(RAW DATA):
□ □ □ □
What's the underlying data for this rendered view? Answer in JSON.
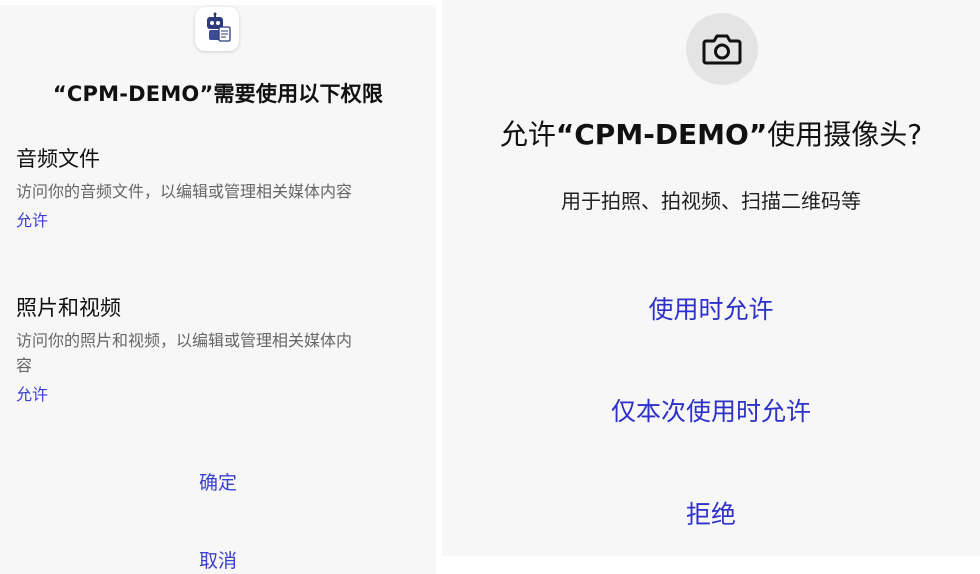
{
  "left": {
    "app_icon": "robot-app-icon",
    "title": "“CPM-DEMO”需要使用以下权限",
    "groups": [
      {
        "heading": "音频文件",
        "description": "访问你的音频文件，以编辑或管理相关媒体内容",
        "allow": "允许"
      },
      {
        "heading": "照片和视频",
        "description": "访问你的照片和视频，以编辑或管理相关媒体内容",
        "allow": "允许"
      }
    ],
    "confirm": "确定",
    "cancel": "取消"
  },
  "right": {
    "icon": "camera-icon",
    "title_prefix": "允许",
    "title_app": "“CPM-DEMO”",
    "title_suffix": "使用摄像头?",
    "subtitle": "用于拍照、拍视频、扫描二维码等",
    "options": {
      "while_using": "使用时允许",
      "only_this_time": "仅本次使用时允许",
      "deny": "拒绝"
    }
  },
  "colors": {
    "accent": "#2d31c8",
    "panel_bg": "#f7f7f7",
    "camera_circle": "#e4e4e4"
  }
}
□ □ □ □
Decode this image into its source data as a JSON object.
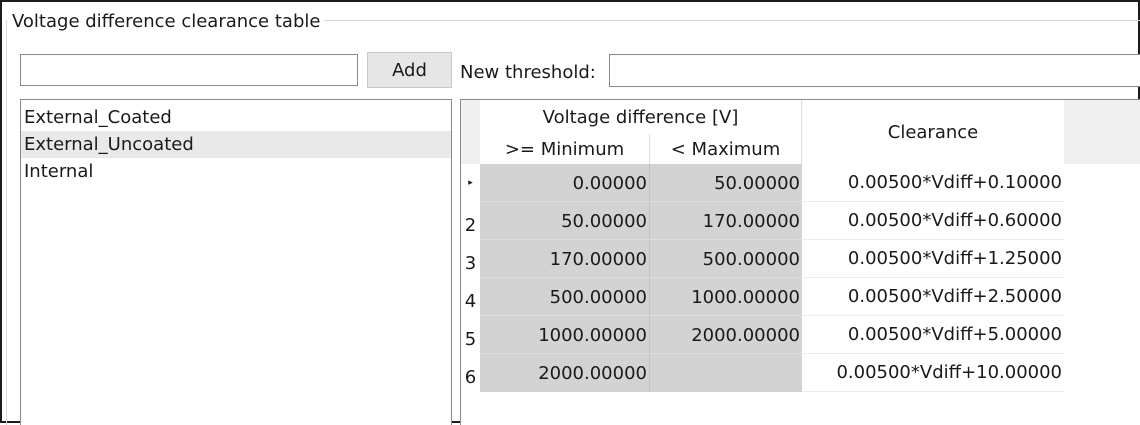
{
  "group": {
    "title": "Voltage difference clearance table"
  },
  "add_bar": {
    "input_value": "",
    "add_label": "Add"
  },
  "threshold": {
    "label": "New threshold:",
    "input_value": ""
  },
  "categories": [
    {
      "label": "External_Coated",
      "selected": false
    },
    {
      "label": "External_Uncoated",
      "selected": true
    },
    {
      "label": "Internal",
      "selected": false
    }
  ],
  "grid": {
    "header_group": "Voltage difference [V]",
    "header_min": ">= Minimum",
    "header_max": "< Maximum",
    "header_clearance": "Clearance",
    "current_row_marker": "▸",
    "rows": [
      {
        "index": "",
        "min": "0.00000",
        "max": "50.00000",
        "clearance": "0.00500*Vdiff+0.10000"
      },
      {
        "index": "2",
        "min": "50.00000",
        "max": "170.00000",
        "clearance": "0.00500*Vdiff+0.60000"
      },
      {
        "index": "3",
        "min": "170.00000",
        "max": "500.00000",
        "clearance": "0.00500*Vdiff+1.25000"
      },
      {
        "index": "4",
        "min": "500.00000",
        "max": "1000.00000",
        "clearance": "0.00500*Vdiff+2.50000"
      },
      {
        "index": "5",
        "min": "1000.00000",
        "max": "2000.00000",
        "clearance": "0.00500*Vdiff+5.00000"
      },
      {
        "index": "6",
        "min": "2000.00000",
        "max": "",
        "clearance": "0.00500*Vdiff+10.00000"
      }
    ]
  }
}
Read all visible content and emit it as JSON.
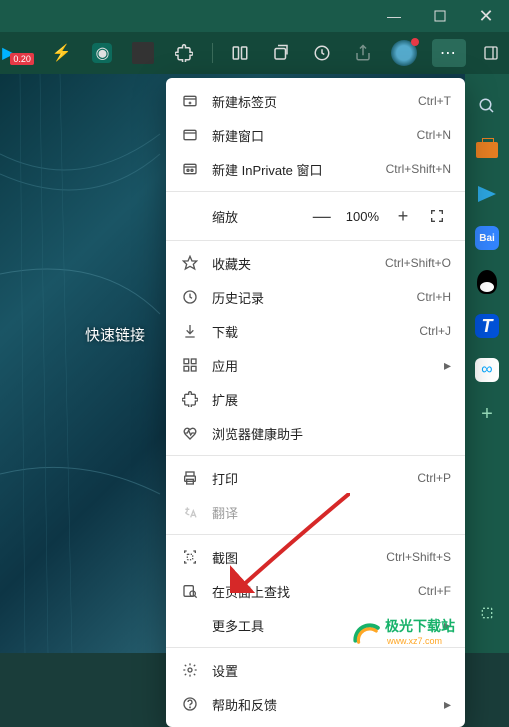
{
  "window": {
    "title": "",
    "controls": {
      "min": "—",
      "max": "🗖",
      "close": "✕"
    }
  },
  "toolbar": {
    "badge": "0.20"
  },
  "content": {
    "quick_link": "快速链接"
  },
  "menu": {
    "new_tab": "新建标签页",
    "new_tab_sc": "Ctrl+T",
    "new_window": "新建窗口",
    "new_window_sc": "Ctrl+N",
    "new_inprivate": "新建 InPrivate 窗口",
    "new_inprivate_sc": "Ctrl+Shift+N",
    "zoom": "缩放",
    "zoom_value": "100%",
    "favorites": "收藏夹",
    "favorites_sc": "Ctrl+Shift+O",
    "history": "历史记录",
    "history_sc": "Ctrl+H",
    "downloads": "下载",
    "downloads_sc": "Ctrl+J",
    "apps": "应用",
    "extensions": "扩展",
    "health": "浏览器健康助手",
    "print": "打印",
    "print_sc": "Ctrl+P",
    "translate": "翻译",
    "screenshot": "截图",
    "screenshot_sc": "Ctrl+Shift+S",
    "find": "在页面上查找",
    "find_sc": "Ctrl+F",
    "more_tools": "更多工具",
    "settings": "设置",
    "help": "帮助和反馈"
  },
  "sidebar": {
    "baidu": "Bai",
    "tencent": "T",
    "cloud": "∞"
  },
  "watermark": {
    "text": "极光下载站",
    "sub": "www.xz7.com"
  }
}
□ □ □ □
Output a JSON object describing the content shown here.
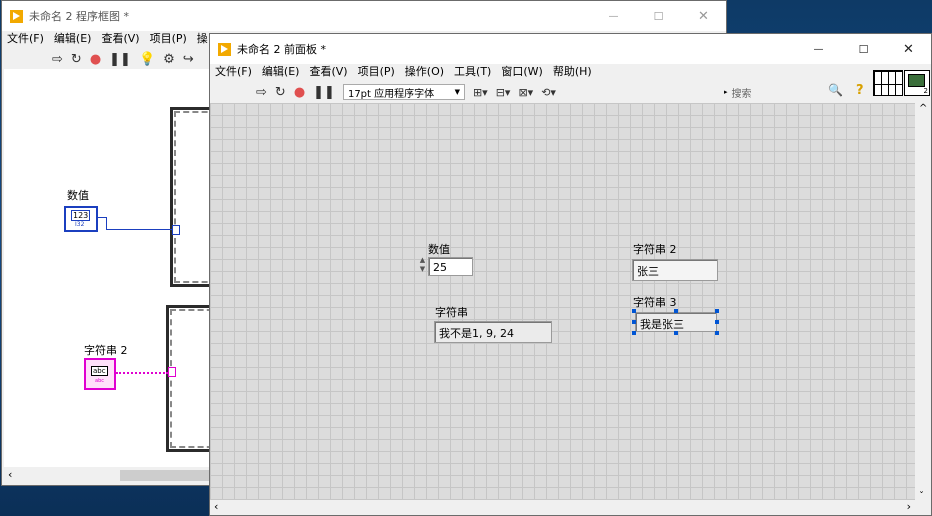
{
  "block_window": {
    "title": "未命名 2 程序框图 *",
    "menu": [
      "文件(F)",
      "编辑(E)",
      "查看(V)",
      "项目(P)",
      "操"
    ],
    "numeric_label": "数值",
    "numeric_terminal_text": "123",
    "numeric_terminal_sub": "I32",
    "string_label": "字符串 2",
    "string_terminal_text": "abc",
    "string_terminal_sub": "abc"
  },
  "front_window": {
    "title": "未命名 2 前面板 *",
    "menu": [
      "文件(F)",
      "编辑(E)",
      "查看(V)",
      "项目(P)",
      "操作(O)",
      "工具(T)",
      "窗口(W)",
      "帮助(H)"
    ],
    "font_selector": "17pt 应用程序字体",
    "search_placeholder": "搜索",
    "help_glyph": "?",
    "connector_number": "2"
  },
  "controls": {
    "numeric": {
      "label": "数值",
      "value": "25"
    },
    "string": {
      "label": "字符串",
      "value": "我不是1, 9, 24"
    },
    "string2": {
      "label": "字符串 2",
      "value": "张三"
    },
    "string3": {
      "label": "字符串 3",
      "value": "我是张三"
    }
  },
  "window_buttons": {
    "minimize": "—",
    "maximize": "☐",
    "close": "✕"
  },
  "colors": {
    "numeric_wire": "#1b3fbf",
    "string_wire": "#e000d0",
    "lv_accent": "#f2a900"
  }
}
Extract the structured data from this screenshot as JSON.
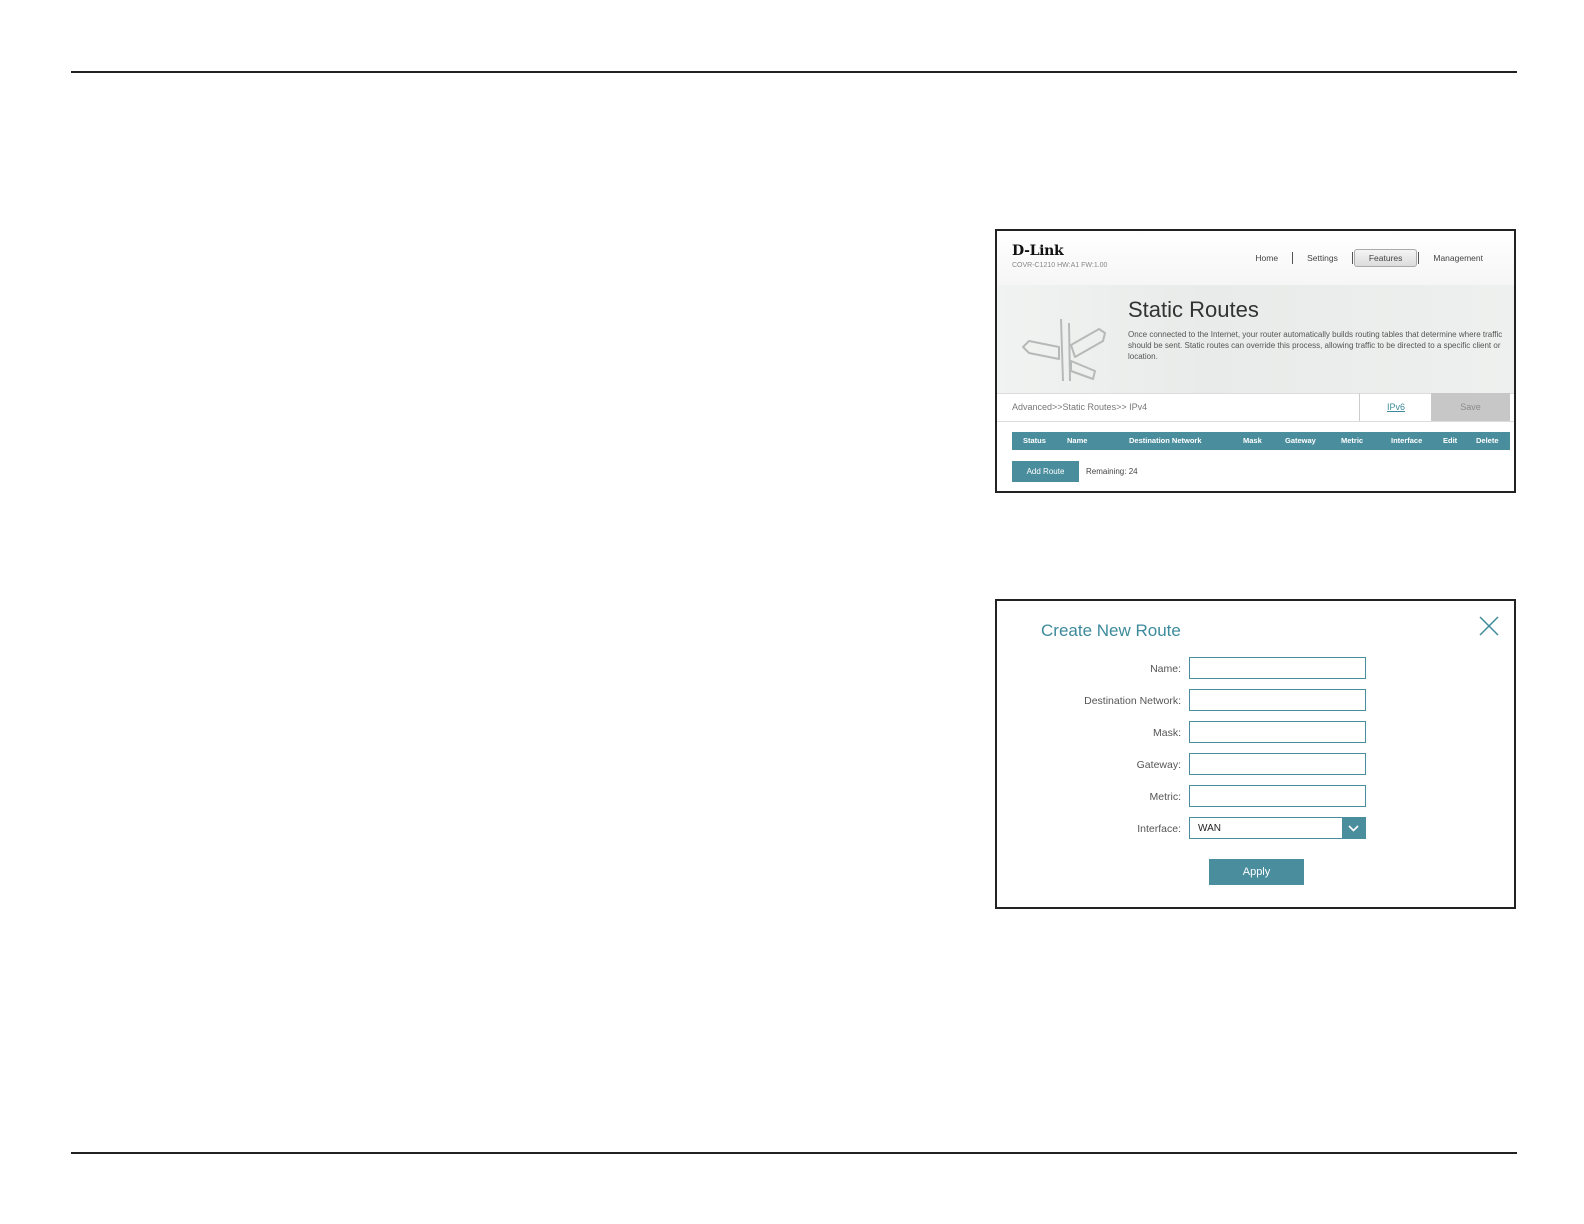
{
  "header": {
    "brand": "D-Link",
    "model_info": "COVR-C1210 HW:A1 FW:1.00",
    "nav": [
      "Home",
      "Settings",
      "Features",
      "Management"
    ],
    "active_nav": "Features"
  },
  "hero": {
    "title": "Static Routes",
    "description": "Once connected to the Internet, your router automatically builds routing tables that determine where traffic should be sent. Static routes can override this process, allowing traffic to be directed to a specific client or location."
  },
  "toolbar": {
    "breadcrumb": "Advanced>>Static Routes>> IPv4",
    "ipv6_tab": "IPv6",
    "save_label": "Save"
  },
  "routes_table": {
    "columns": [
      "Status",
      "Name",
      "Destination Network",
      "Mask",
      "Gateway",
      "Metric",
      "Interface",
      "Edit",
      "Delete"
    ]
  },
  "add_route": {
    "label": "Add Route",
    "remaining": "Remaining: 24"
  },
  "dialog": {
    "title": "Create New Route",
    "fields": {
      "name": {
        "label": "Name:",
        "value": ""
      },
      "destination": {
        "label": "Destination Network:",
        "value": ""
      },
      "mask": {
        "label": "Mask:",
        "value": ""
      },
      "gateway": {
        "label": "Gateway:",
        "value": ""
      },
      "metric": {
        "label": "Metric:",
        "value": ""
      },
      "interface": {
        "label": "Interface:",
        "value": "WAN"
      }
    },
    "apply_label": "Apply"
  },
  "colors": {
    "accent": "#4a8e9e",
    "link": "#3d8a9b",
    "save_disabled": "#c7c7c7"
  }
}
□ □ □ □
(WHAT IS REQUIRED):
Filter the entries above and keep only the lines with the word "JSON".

(ANSWER SPACE):
What's the underlying data for this rendered view? Answer in JSON.
Decode this image into its source data as a JSON object.
Read all visible content and emit it as JSON.
Output a JSON object describing the content shown here.
Extract the structured data from this screenshot as JSON.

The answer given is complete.